Little Clara was here with her parents in late June and we wanted to put her in the dress, but it was just slightly too cold to do so. It’ll be much better for her to wear it at home in Spain, where it’s much warmer at this time of year.
I didn’t use any interfacing in the little collar, even though it called for it. I don’t think it’s really necessary in a baby/toddler dress. After all it’s going to be much nicer on their little necks if it doesn’t have any interfacing, but maybe that’s just me?
I’ve always wondered about the differences between continental / German knitting (left-handed) and English knitting (right-handed). I was taught continental / German knitting (being German that obviously makes a lot of sense). It was only when I came to England in 1996 I noticed that there are other ways of knitting, including what seemed to me a rather more complicated way of knitting, which involved rather a lot of moving around.
Naively, I always believed that my way of knitting (German / continental) was quicker and much more time efficient.
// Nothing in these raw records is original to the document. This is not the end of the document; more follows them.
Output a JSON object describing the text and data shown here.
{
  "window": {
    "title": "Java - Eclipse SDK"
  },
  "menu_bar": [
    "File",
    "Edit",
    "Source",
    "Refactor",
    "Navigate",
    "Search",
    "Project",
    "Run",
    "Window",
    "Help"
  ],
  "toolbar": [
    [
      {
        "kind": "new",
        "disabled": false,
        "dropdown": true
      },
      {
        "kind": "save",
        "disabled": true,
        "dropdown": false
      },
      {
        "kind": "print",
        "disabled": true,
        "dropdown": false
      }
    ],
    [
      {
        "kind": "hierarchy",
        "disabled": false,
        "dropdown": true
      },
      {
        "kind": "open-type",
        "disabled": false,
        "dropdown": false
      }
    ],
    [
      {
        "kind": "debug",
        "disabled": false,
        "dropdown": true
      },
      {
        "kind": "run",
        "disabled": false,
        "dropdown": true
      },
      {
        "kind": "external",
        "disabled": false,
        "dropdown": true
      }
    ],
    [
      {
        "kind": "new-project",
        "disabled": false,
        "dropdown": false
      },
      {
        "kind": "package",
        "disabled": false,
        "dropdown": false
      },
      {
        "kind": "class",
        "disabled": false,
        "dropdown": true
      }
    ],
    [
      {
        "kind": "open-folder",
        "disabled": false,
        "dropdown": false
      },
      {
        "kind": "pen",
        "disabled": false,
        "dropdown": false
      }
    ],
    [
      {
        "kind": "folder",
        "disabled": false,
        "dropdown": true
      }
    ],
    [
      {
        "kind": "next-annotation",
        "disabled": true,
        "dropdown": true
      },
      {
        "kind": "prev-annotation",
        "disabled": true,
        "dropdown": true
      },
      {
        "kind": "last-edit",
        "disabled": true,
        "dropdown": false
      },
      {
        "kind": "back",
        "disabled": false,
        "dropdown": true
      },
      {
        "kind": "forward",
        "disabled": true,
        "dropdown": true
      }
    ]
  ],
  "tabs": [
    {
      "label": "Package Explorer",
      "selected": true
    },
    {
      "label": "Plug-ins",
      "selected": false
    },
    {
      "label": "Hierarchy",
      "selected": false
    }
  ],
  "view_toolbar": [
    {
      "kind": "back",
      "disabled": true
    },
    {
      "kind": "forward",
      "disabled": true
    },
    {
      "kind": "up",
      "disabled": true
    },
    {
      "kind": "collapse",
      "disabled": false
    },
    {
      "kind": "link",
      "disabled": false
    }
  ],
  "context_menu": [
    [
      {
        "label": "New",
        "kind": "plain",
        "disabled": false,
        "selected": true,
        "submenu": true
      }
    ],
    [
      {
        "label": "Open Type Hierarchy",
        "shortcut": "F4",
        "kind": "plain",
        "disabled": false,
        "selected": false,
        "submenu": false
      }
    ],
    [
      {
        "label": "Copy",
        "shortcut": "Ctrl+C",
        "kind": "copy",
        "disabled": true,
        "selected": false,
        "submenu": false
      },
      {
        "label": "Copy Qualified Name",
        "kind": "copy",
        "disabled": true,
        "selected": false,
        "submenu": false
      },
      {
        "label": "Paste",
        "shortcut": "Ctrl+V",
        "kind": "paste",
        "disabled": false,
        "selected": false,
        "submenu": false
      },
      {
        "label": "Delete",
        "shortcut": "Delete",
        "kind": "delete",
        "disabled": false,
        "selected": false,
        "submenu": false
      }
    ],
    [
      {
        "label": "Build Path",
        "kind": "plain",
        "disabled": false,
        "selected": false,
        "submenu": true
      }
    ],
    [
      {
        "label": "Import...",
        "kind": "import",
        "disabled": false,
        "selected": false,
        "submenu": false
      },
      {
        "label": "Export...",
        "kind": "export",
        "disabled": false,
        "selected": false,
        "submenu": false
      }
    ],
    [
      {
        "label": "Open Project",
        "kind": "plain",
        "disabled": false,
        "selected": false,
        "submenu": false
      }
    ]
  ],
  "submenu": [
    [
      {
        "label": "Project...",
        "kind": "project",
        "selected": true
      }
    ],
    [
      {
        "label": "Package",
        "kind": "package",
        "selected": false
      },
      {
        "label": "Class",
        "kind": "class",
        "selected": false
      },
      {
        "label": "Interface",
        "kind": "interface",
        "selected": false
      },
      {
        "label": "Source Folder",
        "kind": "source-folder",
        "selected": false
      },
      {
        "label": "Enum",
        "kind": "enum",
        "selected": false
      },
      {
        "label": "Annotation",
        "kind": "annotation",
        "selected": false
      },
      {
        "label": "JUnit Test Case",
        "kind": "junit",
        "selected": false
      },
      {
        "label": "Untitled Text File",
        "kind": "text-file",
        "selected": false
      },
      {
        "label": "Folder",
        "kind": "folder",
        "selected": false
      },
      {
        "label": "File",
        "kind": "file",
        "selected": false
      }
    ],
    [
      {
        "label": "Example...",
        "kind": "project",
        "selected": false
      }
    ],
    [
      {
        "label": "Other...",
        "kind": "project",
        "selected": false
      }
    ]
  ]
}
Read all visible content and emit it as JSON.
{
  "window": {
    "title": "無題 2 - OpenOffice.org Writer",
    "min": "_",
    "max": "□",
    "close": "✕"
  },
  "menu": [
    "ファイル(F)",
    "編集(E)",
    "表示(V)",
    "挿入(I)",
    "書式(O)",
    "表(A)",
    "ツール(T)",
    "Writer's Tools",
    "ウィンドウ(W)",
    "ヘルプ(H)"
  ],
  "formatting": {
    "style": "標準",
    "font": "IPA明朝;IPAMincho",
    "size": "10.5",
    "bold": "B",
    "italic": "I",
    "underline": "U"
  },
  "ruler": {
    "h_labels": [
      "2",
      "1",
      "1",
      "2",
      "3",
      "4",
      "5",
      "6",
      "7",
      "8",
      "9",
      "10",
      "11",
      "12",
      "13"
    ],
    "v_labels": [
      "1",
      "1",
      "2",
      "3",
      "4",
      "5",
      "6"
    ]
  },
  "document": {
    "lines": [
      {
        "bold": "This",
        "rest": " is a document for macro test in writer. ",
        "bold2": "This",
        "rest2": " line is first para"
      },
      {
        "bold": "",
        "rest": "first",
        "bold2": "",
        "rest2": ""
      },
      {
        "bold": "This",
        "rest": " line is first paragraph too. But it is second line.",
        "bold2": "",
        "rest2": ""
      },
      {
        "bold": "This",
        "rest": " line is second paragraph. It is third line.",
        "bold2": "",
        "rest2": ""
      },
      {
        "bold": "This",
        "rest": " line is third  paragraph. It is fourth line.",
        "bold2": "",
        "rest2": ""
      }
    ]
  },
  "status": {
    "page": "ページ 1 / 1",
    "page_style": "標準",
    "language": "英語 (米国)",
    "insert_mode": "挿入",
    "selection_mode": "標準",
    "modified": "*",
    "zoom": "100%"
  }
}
So, imagine my surprise when I found out that apparently it is, Wikipedia states: “Continental knitting is preferred by professional hand knitters, as it is the more efficient method, requiring the shortest number of specific hand-motions per stitch.” Over on Ackwood’s YouTube channel is a great video demonstrating the continental technique:
English knitting on the other hand, according to Wikipedia is sometimes referred to as picking as “the yarn is held in the left hand and the motion of bringing the yarn forward with a needle held in the other hand” seems like picking it through. And over on LindsayLew’s YouTube channel a good example of British knitting:
I can’t say that I’ve ever tried using anything else than my German knitting technique, especially as it is so easy to learn. Just check out how easy it is in on TECHknitting. Now it would be interesting to hear what your thoughts are about the different kinds of knitting. Which one do you favour?